**DIRECTIONS:**
Report every line below that has the string "Удалить" in it.

--------------------------------------------------

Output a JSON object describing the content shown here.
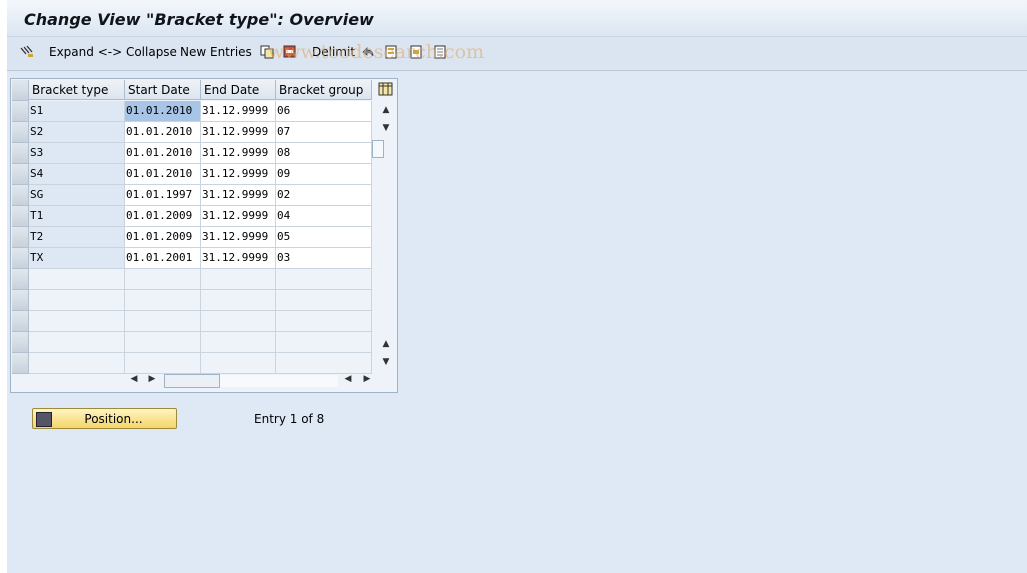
{
  "title": "Change View \"Bracket type\": Overview",
  "toolbar": {
    "expand_collapse": "Expand <-> Collapse",
    "new_entries": "New Entries",
    "delimit": "Delimit"
  },
  "watermark": "www.tcodesearch.com",
  "table": {
    "headers": [
      "Bracket type",
      "Start Date",
      "End Date",
      "Bracket group"
    ],
    "rows": [
      [
        "S1",
        "01.01.2010",
        "31.12.9999",
        "06"
      ],
      [
        "S2",
        "01.01.2010",
        "31.12.9999",
        "07"
      ],
      [
        "S3",
        "01.01.2010",
        "31.12.9999",
        "08"
      ],
      [
        "S4",
        "01.01.2010",
        "31.12.9999",
        "09"
      ],
      [
        "SG",
        "01.01.1997",
        "31.12.9999",
        "02"
      ],
      [
        "T1",
        "01.01.2009",
        "31.12.9999",
        "04"
      ],
      [
        "T2",
        "01.01.2009",
        "31.12.9999",
        "05"
      ],
      [
        "TX",
        "01.01.2001",
        "31.12.9999",
        "03"
      ]
    ]
  },
  "position_button": "Position...",
  "entry_info": "Entry 1 of 8"
}
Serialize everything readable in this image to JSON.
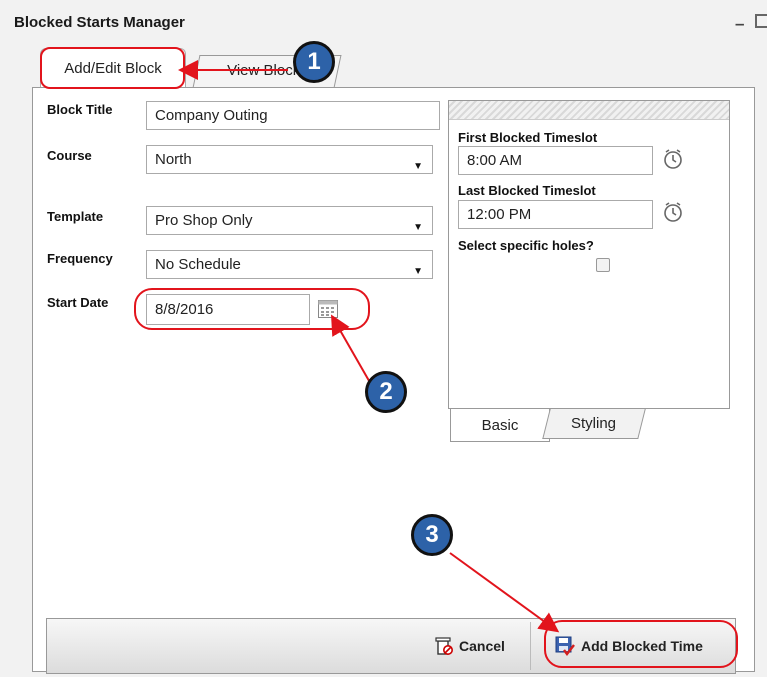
{
  "window": {
    "title": "Blocked Starts Manager"
  },
  "tabs": [
    {
      "label": "Add/Edit Block"
    },
    {
      "label": "View Blocks"
    }
  ],
  "form": {
    "block_title": {
      "label": "Block Title",
      "value": "Company Outing"
    },
    "course": {
      "label": "Course",
      "value": "North"
    },
    "template": {
      "label": "Template",
      "value": "Pro Shop Only"
    },
    "frequency": {
      "label": "Frequency",
      "value": "No Schedule"
    },
    "start_date": {
      "label": "Start Date",
      "value": "8/8/2016"
    }
  },
  "timeslots": {
    "first_label": "First Blocked Timeslot",
    "first_value": "8:00 AM",
    "last_label": "Last Blocked Timeslot",
    "last_value": "12:00 PM",
    "holes_label": "Select specific holes?"
  },
  "bottom_tabs": [
    {
      "label": "Basic"
    },
    {
      "label": "Styling"
    }
  ],
  "footer": {
    "cancel_label": "Cancel",
    "add_label": "Add Blocked Time"
  },
  "callouts": [
    "1",
    "2",
    "3"
  ],
  "colors": {
    "callout_red": "#e2141c",
    "badge_blue": "#2d62a8"
  }
}
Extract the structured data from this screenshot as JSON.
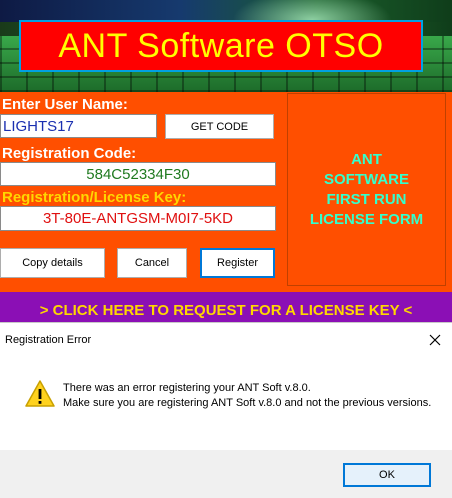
{
  "banner": {
    "title": "ANT Software OTSO"
  },
  "form": {
    "user_name_label": "Enter User Name:",
    "user_name_value": "LIGHTS17",
    "get_code_label": "GET CODE",
    "reg_code_label": "Registration Code:",
    "reg_code_value": "584C52334F30",
    "license_key_label": "Registration/License Key:",
    "license_key_value": "3T-80E-ANTGSM-M0I7-5KD",
    "copy_details_label": "Copy details",
    "cancel_label": "Cancel",
    "register_label": "Register"
  },
  "side_panel": {
    "text": "ANT\nSOFTWARE\nFIRST RUN\nLICENSE FORM"
  },
  "request_bar": {
    "text": "> CLICK HERE TO REQUEST FOR  A LICENSE KEY <"
  },
  "dialog": {
    "title": "Registration Error",
    "message_line1": "There was an error registering your ANT Soft v.8.0.",
    "message_line2": "Make sure you are registering ANT Soft v.8.0 and not the previous versions.",
    "ok_label": "OK",
    "icon": "warning-icon"
  },
  "colors": {
    "background": "#ff4f00",
    "title_bg": "#ff0000",
    "title_text": "#ffff00",
    "request_bar_bg": "#8b0fb5",
    "panel_text": "#33ffcc"
  }
}
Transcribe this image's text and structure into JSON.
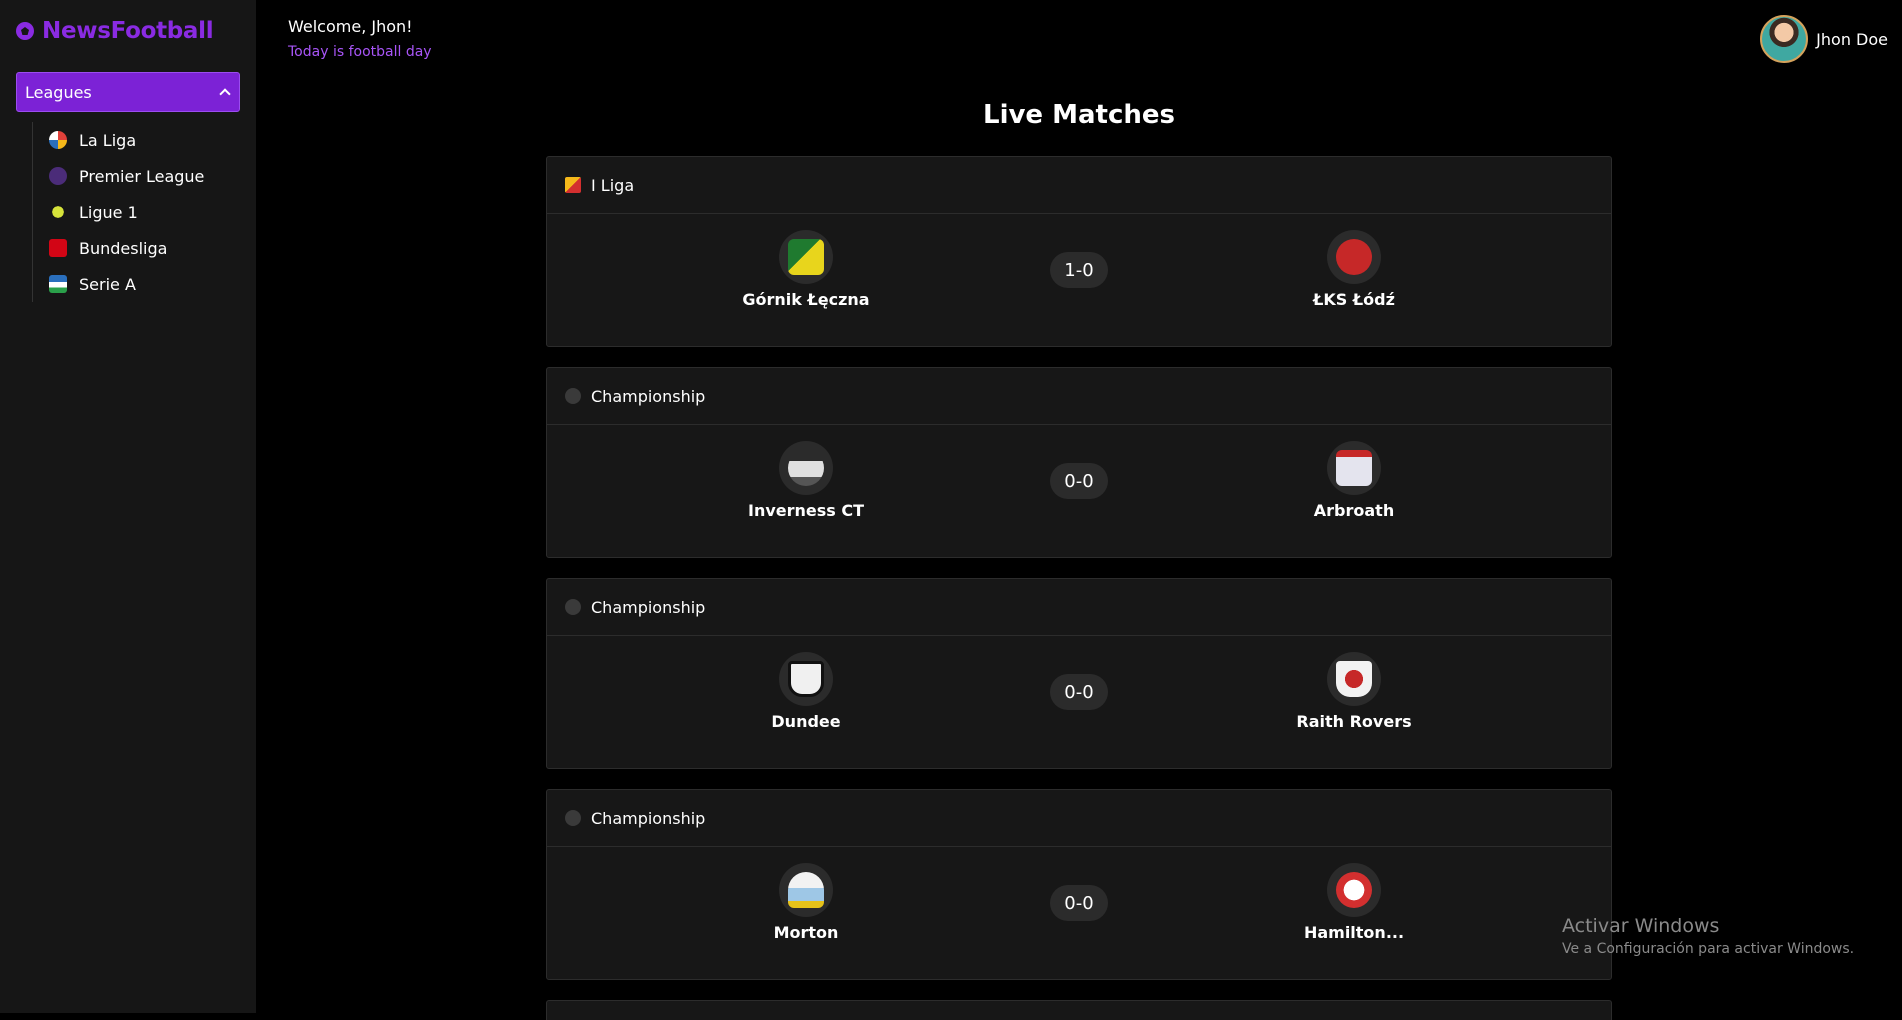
{
  "brand": {
    "name": "NewsFootball",
    "accent": "#8a2be2"
  },
  "sidebar": {
    "dropdown_label": "Leagues",
    "leagues": [
      {
        "label": "La Liga",
        "logo_color": "#e0413a",
        "icon": "la-liga-logo"
      },
      {
        "label": "Premier League",
        "logo_color": "#4b2c79",
        "icon": "premier-league-logo"
      },
      {
        "label": "Ligue 1",
        "logo_color": "#d6e33a",
        "icon": "ligue-1-logo"
      },
      {
        "label": "Bundesliga",
        "logo_color": "#d20515",
        "icon": "bundesliga-logo"
      },
      {
        "label": "Serie A",
        "logo_color": "#2a6fbd",
        "icon": "serie-a-logo"
      }
    ]
  },
  "header": {
    "welcome": "Welcome, Jhon!",
    "subtitle": "Today is football day",
    "user_name": "Jhon Doe"
  },
  "main": {
    "title": "Live Matches",
    "matches": [
      {
        "competition": "I Liga",
        "competition_color": "#d32f2f",
        "home": {
          "name": "Górnik Łęczna",
          "crest_color": "#d4c21a"
        },
        "away": {
          "name": "ŁKS Łódź",
          "crest_color": "#c62828"
        },
        "score": "1-0"
      },
      {
        "competition": "Championship",
        "competition_color": "#3a3a3a",
        "home": {
          "name": "Inverness CT",
          "crest_color": "#555555"
        },
        "away": {
          "name": "Arbroath",
          "crest_color": "#b0b0c8"
        },
        "score": "0-0"
      },
      {
        "competition": "Championship",
        "competition_color": "#3a3a3a",
        "home": {
          "name": "Dundee",
          "crest_color": "#eeeeee"
        },
        "away": {
          "name": "Raith Rovers",
          "crest_color": "#c62828"
        },
        "score": "0-0"
      },
      {
        "competition": "Championship",
        "competition_color": "#3a3a3a",
        "home": {
          "name": "Morton",
          "crest_color": "#9ec7e6"
        },
        "away": {
          "name": "Hamilton...",
          "crest_color": "#d32f2f"
        },
        "score": "0-0"
      }
    ]
  },
  "watermark": {
    "title": "Activar Windows",
    "subtitle": "Ve a Configuración para activar Windows."
  }
}
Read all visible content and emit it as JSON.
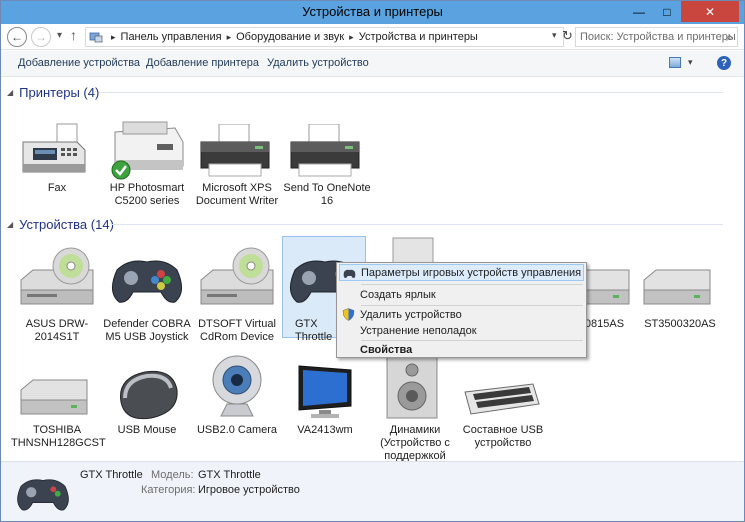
{
  "window": {
    "title": "Устройства и принтеры"
  },
  "address": {
    "breadcrumbs": [
      "Панель управления",
      "Оборудование и звук",
      "Устройства и принтеры"
    ],
    "search_placeholder": "Поиск: Устройства и принтеры"
  },
  "toolbar": {
    "add_device": "Добавление устройства",
    "add_printer": "Добавление принтера",
    "remove_device": "Удалить устройство",
    "help": "?"
  },
  "groups": {
    "printers": {
      "label": "Принтеры (4)"
    },
    "devices": {
      "label": "Устройства (14)"
    }
  },
  "printers": [
    {
      "name": "Fax",
      "icon": "fax-icon"
    },
    {
      "name": "HP Photosmart C5200 series",
      "icon": "printer-icon",
      "default": true
    },
    {
      "name": "Microsoft XPS Document Writer",
      "icon": "printer-icon"
    },
    {
      "name": "Send To OneNote 16",
      "icon": "printer-icon"
    }
  ],
  "devices": [
    {
      "name": "ASUS DRW-2014S1T",
      "icon": "optical-drive-icon"
    },
    {
      "name": "Defender COBRA M5 USB Joystick",
      "icon": "gamepad-icon"
    },
    {
      "name": "DTSOFT Virtual CdRom Device",
      "icon": "optical-drive-icon"
    },
    {
      "name": "GTX Throttle",
      "icon": "gamepad-icon",
      "selected": true
    },
    {
      "name": "…0815AS",
      "icon": "hard-drive-icon"
    },
    {
      "name": "ST3500320AS",
      "icon": "hard-drive-icon"
    },
    {
      "name": "TOSHIBA THNSNH128GCST",
      "icon": "hard-drive-icon"
    },
    {
      "name": "USB Mouse",
      "icon": "mouse-icon"
    },
    {
      "name": "USB2.0 Camera",
      "icon": "webcam-icon"
    },
    {
      "name": "VA2413wm",
      "icon": "monitor-icon"
    },
    {
      "name": "Динамики (Устройство с поддержкой",
      "icon": "speaker-icon"
    },
    {
      "name": "Составное USB устройство",
      "icon": "keyboard-icon"
    }
  ],
  "context_menu": {
    "items": [
      {
        "label": "Параметры игровых устройств управления"
      },
      {
        "label": "Создать ярлык"
      },
      {
        "label": "Удалить устройство"
      },
      {
        "label": "Устранение неполадок"
      },
      {
        "label": "Свойства"
      }
    ]
  },
  "details": {
    "title": "GTX Throttle",
    "model_label": "Модель:",
    "model_value": "GTX Throttle",
    "category_label": "Категория:",
    "category_value": "Игровое устройство"
  }
}
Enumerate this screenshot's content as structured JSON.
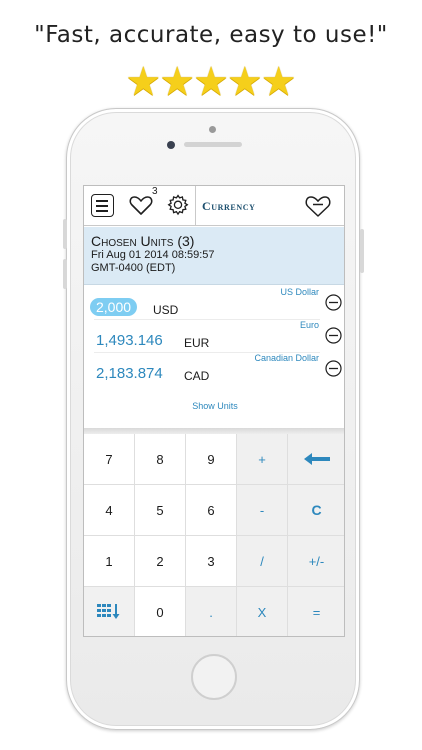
{
  "headline": "\"Fast, accurate, easy to use!\"",
  "rating": {
    "stars": 5,
    "max": 5,
    "star_glyph": "★",
    "star_color": "#f5cf1b"
  },
  "toolbar": {
    "menu_icon": "menu-icon",
    "favorites_count": "3",
    "title": "Currency"
  },
  "info": {
    "title": "Chosen Units (3)",
    "datetime": "Fri Aug 01 2014 08:59:57",
    "timezone": "GMT-0400 (EDT)"
  },
  "units": [
    {
      "name": "US Dollar",
      "amount": "2,000",
      "code": "USD",
      "selected": true
    },
    {
      "name": "Euro",
      "amount": "1,493.146",
      "code": "EUR",
      "selected": false
    },
    {
      "name": "Canadian Dollar",
      "amount": "2,183.874",
      "code": "CAD",
      "selected": false
    }
  ],
  "show_units_label": "Show Units",
  "keypad": {
    "row1": [
      "7",
      "8",
      "9",
      "+",
      "←"
    ],
    "row2": [
      "4",
      "5",
      "6",
      "-",
      "C"
    ],
    "row3": [
      "1",
      "2",
      "3",
      "/",
      "+/-"
    ],
    "row4": [
      "",
      "0",
      ".",
      "X",
      "="
    ]
  },
  "colors": {
    "accent": "#2d88bd",
    "panel": "#dbeaf5",
    "selected_pill": "#7ecdf2"
  }
}
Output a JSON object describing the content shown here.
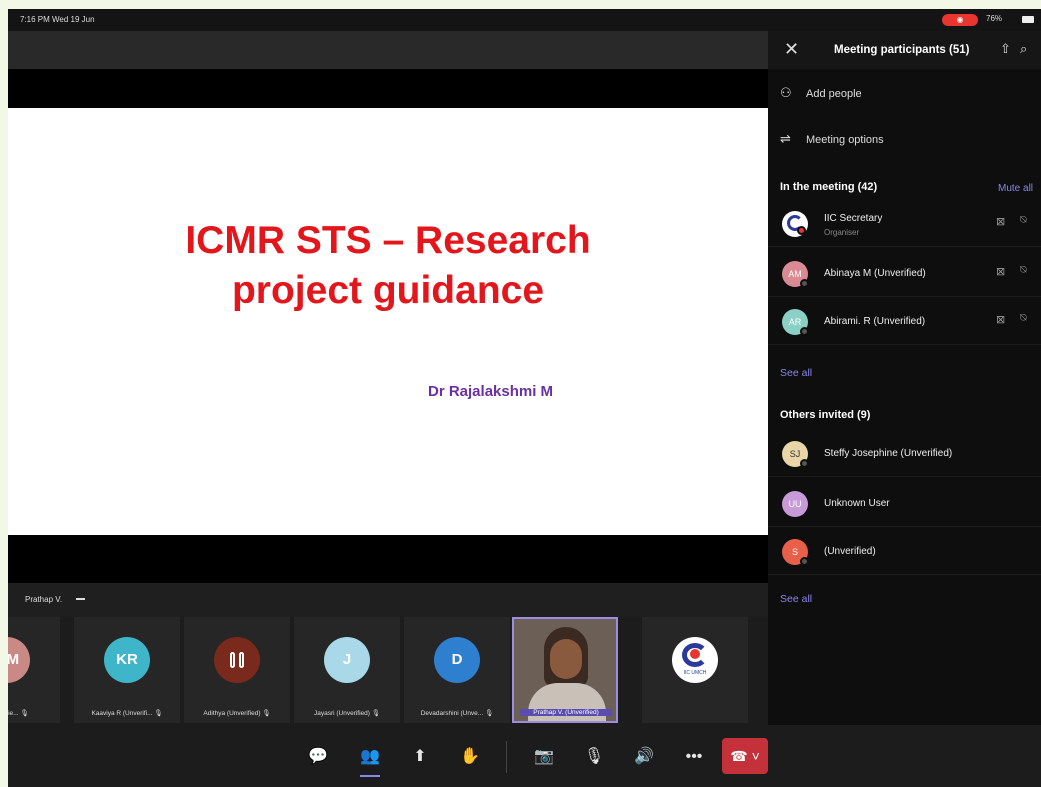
{
  "status_bar": {
    "time": "7:16 PM  Wed 19 Jun",
    "battery": "76%",
    "recording": "◉"
  },
  "slide": {
    "title_line1": "ICMR STS – Research",
    "title_line2": "project guidance",
    "author": "Dr Rajalakshmi M"
  },
  "gallery": {
    "pinned_label": "Prathap V.",
    "tiles": [
      {
        "initials": "GM",
        "label": "(Unverifie... 🎙",
        "color": "#c98a86"
      },
      {
        "initials": "KR",
        "label": "Kaaviya R (Unverifi... 🎙",
        "color": "#3fb5c9"
      },
      {
        "initials": "",
        "label": "Adithya (Unverified) 🎙",
        "color": "#7a2a1c"
      },
      {
        "initials": "J",
        "label": "Jayasri (Unverified) 🎙",
        "color": "#a9d8e8"
      },
      {
        "initials": "D",
        "label": "Devadarshini (Unve... 🎙",
        "color": "#2f7fd0"
      },
      {
        "initials": "",
        "label": "Prathap V. (Unverified)",
        "color": ""
      },
      {
        "initials": "",
        "label": "",
        "color": "#ffffff"
      }
    ],
    "logo_text": "IIC UMCH"
  },
  "toolbar": {
    "chat": "💬",
    "people": "👥",
    "share": "⬆",
    "react": "✋",
    "camera": "📷",
    "mic": "🎙",
    "speaker": "🔊",
    "more": "•••",
    "hangup": "☎ ˅"
  },
  "panel": {
    "title": "Meeting participants (51)",
    "add_people": "Add people",
    "meeting_options": "Meeting options",
    "in_meeting": "In the meeting (42)",
    "mute_all": "Mute all",
    "see_all_1": "See all",
    "others_invited": "Others invited (9)",
    "see_all_2": "See all",
    "in_meeting_people": [
      {
        "name": "IIC Secretary",
        "role": "Organiser",
        "initials": "",
        "color": "#ffffff"
      },
      {
        "name": "Abinaya M (Unverified)",
        "role": "",
        "initials": "AM",
        "color": "#d98a92"
      },
      {
        "name": "Abirami. R (Unverified)",
        "role": "",
        "initials": "AR",
        "color": "#8ad0c4"
      }
    ],
    "invited_people": [
      {
        "name": "Steffy Josephine (Unverified)",
        "initials": "SJ",
        "color": "#e8d6a8"
      },
      {
        "name": "Unknown User",
        "initials": "UU",
        "color": "#c89ad8"
      },
      {
        "name": "(Unverified)",
        "initials": "S",
        "color": "#e8604a"
      }
    ]
  },
  "colors": {
    "accent": "#8a86e8",
    "slide_title": "#e3161b",
    "author": "#6b2fa5",
    "hangup": "#c4313b"
  }
}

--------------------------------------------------

**RESPONSE BOX:**
    "remove_device": "Удалить устройство",
        "label": "Удалить устройство"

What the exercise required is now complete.